WHAT YOU NEED TO DO. Scan the data beneath this task and copy each line that includes "label".
[Opening RECORDS SHOWN section]
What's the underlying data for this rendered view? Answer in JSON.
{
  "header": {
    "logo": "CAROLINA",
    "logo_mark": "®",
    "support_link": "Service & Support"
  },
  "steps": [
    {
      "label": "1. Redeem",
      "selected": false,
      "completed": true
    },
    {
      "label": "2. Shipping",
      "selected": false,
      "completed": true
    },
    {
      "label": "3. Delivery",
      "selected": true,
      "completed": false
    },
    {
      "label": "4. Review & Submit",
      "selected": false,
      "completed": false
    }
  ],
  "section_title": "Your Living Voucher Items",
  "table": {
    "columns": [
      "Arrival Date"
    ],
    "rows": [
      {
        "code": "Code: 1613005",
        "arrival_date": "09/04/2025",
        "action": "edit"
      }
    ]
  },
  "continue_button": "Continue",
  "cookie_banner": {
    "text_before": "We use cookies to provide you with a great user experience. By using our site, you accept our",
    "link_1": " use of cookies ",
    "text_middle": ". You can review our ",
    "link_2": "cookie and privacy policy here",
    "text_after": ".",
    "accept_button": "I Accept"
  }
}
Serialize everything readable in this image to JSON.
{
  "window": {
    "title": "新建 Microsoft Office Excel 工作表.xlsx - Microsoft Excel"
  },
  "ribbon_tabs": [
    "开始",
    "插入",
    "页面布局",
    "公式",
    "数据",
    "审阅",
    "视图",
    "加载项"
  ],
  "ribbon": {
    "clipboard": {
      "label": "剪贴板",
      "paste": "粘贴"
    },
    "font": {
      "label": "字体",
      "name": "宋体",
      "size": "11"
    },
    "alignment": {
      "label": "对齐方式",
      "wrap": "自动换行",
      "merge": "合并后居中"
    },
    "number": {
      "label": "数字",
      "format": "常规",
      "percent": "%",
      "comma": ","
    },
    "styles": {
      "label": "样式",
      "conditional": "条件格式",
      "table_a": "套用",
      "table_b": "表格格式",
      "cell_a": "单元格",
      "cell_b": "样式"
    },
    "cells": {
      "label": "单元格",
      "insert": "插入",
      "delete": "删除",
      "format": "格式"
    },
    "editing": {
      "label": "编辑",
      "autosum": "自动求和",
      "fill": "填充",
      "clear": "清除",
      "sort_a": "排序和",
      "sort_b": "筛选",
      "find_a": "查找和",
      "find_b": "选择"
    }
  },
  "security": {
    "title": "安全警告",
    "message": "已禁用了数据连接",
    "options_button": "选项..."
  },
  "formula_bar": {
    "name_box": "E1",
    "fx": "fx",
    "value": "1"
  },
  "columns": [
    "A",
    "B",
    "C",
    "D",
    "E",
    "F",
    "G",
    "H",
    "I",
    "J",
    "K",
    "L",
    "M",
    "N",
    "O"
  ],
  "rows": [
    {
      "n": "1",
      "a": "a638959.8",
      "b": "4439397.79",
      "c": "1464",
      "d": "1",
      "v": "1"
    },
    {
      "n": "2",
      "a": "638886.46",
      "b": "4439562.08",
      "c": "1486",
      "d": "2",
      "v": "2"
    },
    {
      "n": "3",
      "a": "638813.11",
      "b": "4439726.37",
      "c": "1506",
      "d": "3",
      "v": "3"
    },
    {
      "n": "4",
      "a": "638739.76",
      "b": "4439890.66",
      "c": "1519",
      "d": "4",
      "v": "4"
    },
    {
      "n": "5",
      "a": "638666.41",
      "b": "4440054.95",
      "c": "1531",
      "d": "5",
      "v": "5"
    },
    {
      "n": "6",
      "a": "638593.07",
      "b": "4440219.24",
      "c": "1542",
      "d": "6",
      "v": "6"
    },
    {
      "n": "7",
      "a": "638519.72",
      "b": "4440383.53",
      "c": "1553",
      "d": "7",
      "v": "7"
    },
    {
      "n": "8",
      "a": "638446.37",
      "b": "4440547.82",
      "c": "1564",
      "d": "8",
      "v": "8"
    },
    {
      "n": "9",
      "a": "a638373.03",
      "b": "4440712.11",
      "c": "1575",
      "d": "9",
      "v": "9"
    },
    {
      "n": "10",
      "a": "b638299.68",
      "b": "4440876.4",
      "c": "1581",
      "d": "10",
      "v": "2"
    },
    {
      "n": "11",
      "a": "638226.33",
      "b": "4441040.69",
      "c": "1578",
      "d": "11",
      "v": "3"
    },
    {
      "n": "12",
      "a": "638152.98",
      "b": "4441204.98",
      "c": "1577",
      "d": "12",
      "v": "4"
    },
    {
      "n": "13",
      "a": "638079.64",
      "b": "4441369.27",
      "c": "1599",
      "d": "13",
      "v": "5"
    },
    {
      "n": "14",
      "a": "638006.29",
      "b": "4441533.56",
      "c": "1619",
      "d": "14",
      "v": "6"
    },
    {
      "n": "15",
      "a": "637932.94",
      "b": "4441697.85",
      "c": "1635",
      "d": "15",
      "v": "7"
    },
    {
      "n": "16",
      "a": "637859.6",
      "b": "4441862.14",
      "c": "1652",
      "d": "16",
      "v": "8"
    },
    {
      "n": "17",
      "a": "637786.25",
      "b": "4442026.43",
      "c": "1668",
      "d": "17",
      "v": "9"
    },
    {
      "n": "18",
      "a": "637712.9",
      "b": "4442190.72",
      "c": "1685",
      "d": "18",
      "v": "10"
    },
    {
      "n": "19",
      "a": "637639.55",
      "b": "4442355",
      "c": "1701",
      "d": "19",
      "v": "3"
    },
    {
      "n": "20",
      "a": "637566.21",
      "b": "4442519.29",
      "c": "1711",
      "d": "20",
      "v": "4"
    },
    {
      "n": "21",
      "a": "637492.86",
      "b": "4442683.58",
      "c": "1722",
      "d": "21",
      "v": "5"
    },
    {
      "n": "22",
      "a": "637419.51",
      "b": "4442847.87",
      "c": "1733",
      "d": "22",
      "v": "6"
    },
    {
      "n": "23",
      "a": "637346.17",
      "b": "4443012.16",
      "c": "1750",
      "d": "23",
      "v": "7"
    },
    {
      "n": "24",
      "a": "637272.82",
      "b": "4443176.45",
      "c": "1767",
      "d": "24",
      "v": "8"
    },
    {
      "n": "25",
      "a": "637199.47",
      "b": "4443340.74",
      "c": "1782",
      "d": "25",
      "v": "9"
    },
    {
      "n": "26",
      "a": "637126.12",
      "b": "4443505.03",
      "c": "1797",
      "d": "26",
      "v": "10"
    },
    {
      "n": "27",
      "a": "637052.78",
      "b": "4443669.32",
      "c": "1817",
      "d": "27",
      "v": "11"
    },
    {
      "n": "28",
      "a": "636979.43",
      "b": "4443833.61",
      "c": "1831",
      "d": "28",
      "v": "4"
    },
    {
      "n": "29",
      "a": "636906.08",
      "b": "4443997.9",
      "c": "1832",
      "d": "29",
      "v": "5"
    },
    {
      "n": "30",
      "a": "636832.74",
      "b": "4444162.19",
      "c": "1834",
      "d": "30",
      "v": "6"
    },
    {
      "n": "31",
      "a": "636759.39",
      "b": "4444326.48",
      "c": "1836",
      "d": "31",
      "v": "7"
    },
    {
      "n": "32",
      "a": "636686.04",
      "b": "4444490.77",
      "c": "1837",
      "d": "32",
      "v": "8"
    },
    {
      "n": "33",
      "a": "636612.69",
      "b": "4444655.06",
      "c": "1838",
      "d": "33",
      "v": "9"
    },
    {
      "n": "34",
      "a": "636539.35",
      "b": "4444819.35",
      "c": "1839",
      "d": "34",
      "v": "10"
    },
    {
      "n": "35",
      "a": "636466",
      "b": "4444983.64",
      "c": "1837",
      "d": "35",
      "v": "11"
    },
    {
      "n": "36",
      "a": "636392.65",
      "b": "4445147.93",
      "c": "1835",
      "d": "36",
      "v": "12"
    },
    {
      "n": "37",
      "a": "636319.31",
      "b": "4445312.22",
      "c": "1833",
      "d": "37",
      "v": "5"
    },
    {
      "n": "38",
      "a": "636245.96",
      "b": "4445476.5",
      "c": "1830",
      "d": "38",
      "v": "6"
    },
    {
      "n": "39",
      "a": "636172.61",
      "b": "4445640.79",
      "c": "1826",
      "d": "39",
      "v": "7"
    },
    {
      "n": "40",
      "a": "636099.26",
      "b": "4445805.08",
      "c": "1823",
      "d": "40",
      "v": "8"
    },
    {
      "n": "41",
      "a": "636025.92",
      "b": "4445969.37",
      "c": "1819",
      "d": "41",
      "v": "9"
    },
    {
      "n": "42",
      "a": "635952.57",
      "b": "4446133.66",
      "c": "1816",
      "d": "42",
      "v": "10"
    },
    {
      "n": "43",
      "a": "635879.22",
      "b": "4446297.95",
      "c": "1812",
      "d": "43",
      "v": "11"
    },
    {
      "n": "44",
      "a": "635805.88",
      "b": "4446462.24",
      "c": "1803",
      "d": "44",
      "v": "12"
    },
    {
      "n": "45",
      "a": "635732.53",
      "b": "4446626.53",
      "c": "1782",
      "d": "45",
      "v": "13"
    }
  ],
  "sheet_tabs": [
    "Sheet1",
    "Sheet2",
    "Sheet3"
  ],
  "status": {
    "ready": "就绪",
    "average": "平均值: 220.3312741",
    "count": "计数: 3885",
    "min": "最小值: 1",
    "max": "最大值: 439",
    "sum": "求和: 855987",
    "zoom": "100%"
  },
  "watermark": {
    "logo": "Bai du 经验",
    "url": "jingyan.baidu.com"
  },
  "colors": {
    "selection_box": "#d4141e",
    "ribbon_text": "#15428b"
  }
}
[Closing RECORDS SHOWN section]
RESPONSE FOR THIS EXERCISE.
      "label": "1. Redeem",
      "label": "2. Shipping",
      "label": "3. Delivery",
      "label": "4. Review & Submit",
      "label": "剪贴板",
      "label": "字体",
      "label": "对齐方式",
      "label": "数字",
      "label": "样式",
      "label": "单元格",
      "label": "编辑",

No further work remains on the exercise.